Verizon Will Put Yahoo, AOL Into New Company Called Oath
Verizon is counting on the combination of Yahoo and AOL to help it sell more digital ads, even though the two internet pioneers had been struggling on their own
Verizon Communications will create a new company called Oath after it completes its $4.5 billion acquisition of Yahoo and melds the troubled internet company with its AOL operations.
Oath will oversee Yahoo and AOL after the deal is completed. The Yahoo and AOL brands are expected to survive, although Verizon says it won't provide any details about its plans for Oath until this summer.
"You can bet we will be launching one of the most disruptive brand companies in digital," AOL said in a Monday statement.
Tim Armstrong, AOL's top executive, posted a tweet Monday indicating Oath will manage more than 20 different brands.
Verizon is counting on the combination of Yahoo and AOL to help it sell more digital ads, even though the two internet pioneers had been struggling on their own.
Yahoo originally agreed to sell its online operations to Verizon for $4.8 billion after years of unsuccessful attempts to boosts its revenue. It had to slash the price after discovering that two separate hacking attacks had stolen personal information from more than 1 billion user accounts.
The security breakdown marked the two biggest breaches in internet history, raising concerns that people might start using Yahoo less frequently and reduce the opportunities to show ads.

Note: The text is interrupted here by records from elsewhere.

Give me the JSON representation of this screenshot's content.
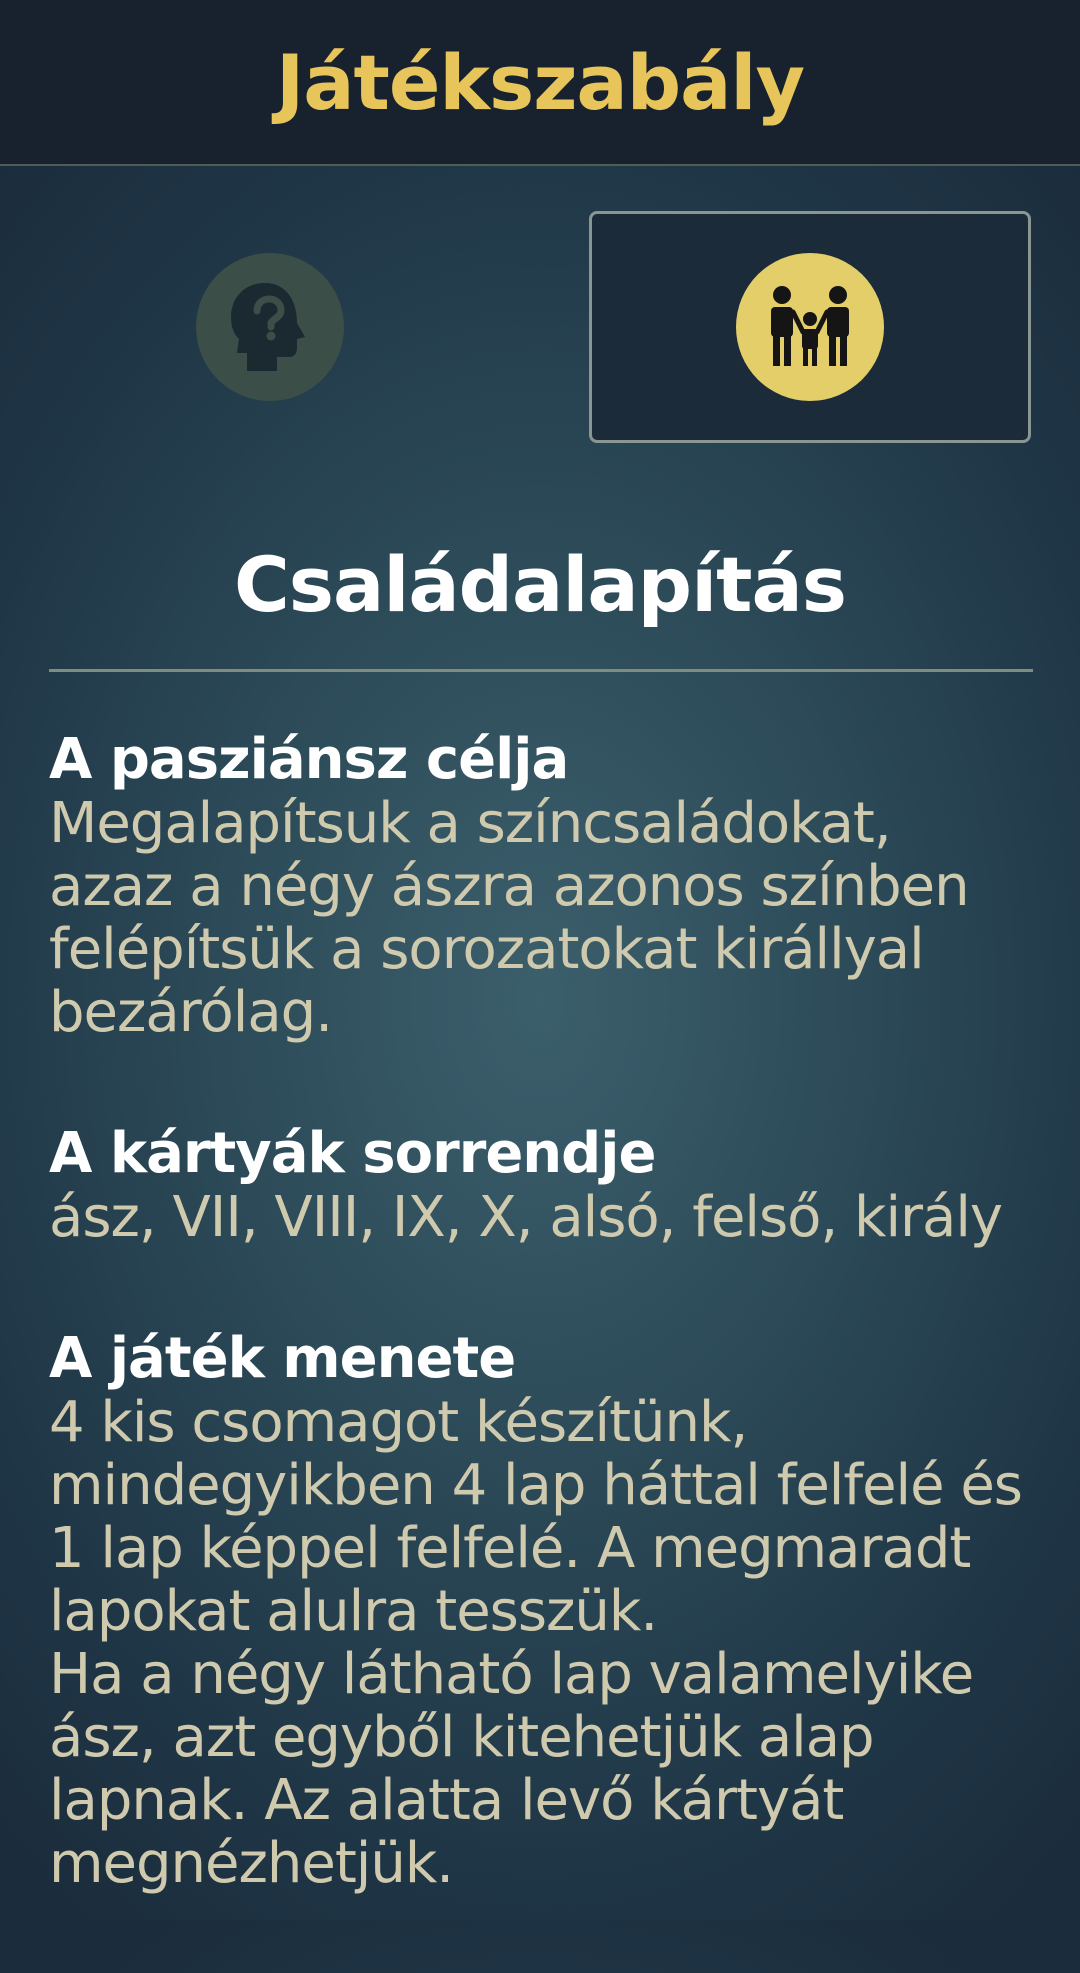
{
  "header": {
    "title": "Játékszabály"
  },
  "tabs": [
    {
      "icon": "head-question-icon",
      "selected": false
    },
    {
      "icon": "family-icon",
      "selected": true
    }
  ],
  "colors": {
    "accent": "#e8c55a",
    "header_bg": "#18222f",
    "body_text": "#cfcaae",
    "heading_text": "#ffffff"
  },
  "section": {
    "title": "Családalapítás"
  },
  "blocks": [
    {
      "heading": "A pasziánsz célja",
      "lines": [
        "Megalapítsuk a színcsaládokat,",
        "azaz a négy ászra azonos színben",
        "felépítsük a sorozatokat királlyal",
        "bezárólag."
      ]
    },
    {
      "heading": "A kártyák sorrendje",
      "lines": [
        "ász, VII, VIII, IX, X, alsó, felső, király"
      ]
    },
    {
      "heading": "A játék menete",
      "lines": [
        "4 kis csomagot készítünk,",
        "mindegyikben 4 lap háttal felfelé és",
        "1 lap képpel felfelé. A megmaradt",
        "lapokat alulra tesszük.",
        "Ha a négy látható lap valamelyike",
        "ász, azt egyből kitehetjük alap",
        "lapnak. Az alatta levő kártyát",
        "megnézhetjük."
      ]
    }
  ]
}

Verizon plans to take over Yahoo's email and other online operations sometime between now and June 30. After the deal closes, Yahoo's cash and lucrative stakes in Asian internet companies Alibaba Group and Yahoo Japan will be controlled by another new company called Altaba.